• What the task requires: Count the lines of the listing below where "JSON" shows up, and please answer with that number only.

[Opening Source material section]

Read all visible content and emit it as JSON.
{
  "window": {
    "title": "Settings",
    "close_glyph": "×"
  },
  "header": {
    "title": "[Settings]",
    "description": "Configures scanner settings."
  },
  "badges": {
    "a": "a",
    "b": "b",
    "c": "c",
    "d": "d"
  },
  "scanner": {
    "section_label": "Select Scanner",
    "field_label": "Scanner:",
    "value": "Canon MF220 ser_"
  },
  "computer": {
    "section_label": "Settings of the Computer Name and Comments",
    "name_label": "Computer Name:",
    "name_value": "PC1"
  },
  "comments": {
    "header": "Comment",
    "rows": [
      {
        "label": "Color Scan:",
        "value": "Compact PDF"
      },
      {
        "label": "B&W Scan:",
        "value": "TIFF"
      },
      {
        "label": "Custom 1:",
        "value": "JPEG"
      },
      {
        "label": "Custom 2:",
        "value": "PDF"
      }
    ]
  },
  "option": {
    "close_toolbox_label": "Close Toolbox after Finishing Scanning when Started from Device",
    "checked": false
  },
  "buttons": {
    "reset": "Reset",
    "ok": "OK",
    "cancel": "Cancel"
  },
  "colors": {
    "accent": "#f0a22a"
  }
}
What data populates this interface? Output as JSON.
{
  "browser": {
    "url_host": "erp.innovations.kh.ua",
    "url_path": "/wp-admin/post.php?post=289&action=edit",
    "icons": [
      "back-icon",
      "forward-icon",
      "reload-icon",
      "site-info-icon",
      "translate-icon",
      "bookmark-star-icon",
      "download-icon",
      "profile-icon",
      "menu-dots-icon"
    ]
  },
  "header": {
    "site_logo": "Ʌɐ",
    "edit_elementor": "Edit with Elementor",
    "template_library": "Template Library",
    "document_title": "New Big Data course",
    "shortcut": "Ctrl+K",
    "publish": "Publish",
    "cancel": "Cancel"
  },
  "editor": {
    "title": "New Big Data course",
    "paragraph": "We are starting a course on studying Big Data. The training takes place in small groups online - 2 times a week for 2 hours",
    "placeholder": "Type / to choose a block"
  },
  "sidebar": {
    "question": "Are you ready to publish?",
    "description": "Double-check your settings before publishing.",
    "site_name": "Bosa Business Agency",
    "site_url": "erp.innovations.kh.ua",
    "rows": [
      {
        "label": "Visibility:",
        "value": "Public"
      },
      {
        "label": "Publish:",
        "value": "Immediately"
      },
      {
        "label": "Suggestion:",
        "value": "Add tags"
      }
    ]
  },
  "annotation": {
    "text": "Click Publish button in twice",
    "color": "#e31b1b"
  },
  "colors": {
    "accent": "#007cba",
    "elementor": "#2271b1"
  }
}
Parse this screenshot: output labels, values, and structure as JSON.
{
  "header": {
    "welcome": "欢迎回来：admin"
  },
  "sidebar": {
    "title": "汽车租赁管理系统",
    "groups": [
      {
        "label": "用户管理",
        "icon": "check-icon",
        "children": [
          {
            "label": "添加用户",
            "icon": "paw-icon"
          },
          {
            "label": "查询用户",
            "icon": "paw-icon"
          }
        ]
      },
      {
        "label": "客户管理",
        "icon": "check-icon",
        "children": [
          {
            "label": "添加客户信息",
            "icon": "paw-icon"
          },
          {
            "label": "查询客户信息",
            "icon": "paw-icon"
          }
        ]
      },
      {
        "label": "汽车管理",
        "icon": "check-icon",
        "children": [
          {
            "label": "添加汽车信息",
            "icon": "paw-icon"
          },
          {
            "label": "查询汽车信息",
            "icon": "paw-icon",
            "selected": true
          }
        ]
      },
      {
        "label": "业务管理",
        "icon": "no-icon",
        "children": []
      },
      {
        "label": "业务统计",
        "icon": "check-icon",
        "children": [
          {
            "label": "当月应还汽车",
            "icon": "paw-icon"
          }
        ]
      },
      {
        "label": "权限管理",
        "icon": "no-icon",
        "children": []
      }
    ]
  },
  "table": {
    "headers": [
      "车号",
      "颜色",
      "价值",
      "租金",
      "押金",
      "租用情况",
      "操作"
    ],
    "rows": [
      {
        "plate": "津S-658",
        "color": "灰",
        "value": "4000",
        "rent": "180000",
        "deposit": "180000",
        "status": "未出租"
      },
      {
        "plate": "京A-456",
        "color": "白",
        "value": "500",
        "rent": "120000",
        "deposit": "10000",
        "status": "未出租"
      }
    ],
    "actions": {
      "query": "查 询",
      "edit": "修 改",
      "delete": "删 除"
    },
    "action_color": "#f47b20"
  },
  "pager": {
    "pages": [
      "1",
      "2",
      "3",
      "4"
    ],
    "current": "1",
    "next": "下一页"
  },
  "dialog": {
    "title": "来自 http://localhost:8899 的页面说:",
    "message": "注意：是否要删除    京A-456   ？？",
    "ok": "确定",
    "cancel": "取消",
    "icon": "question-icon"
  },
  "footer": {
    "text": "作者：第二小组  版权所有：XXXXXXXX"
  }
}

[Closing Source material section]
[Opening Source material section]

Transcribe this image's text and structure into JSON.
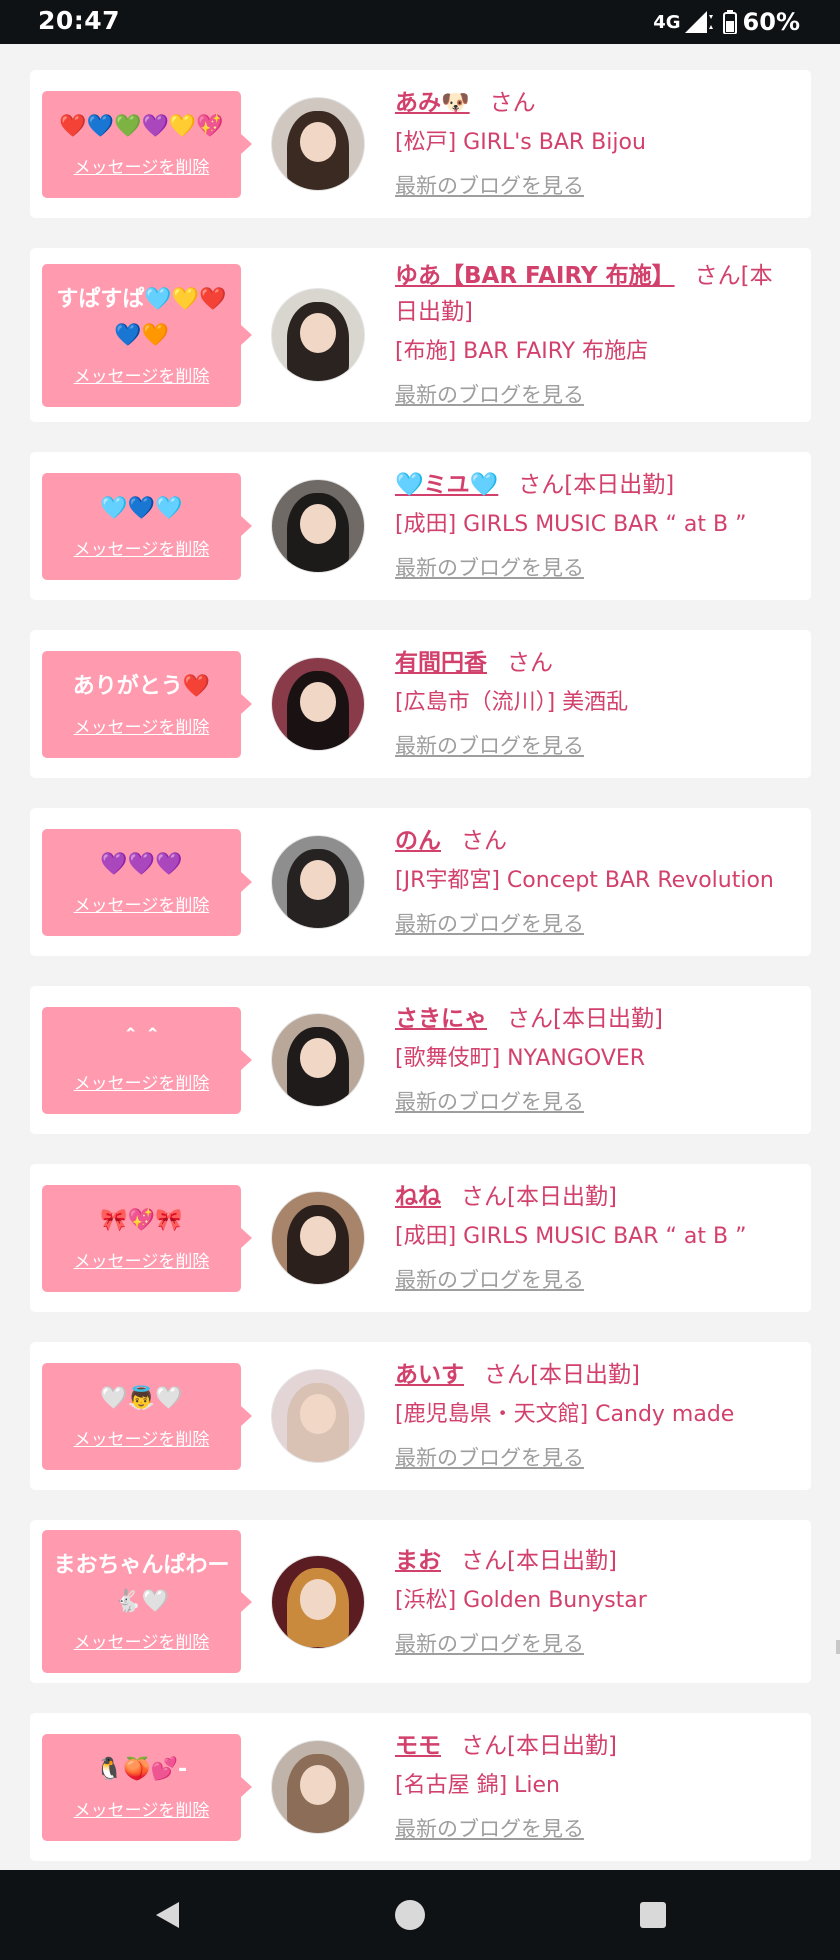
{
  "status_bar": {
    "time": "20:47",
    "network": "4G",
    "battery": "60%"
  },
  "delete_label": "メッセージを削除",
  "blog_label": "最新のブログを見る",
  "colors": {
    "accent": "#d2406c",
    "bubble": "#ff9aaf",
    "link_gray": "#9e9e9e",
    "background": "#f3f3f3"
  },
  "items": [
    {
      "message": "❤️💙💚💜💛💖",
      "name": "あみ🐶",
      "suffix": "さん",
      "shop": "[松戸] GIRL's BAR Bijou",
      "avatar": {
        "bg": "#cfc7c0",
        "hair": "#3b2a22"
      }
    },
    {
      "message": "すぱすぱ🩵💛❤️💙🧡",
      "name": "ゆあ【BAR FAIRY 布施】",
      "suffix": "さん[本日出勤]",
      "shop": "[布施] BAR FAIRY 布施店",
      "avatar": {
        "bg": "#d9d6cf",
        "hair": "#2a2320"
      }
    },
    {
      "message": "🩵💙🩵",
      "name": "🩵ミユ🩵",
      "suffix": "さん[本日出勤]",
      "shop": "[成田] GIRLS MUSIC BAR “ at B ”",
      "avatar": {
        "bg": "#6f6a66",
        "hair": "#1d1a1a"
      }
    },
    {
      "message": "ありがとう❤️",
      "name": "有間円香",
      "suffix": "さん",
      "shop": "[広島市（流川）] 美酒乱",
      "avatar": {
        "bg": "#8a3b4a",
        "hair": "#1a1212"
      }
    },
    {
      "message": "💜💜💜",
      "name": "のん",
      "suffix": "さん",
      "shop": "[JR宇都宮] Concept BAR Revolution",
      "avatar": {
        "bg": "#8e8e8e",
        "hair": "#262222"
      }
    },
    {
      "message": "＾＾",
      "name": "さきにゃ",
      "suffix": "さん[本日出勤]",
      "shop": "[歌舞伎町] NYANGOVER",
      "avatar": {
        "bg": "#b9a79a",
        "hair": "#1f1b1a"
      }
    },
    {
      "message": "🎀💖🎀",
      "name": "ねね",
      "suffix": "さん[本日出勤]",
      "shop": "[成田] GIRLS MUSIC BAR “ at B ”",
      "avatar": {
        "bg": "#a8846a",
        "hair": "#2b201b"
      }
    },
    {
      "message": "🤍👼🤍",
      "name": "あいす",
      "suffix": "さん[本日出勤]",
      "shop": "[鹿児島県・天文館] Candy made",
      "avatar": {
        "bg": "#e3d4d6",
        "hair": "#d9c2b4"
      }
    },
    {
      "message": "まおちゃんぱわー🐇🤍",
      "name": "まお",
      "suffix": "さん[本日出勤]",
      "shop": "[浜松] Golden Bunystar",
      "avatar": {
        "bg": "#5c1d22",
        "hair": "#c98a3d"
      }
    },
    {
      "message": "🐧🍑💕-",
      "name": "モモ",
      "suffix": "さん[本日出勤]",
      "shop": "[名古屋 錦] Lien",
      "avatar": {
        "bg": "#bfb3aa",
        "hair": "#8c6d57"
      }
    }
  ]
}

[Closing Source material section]

• Worked solution: 4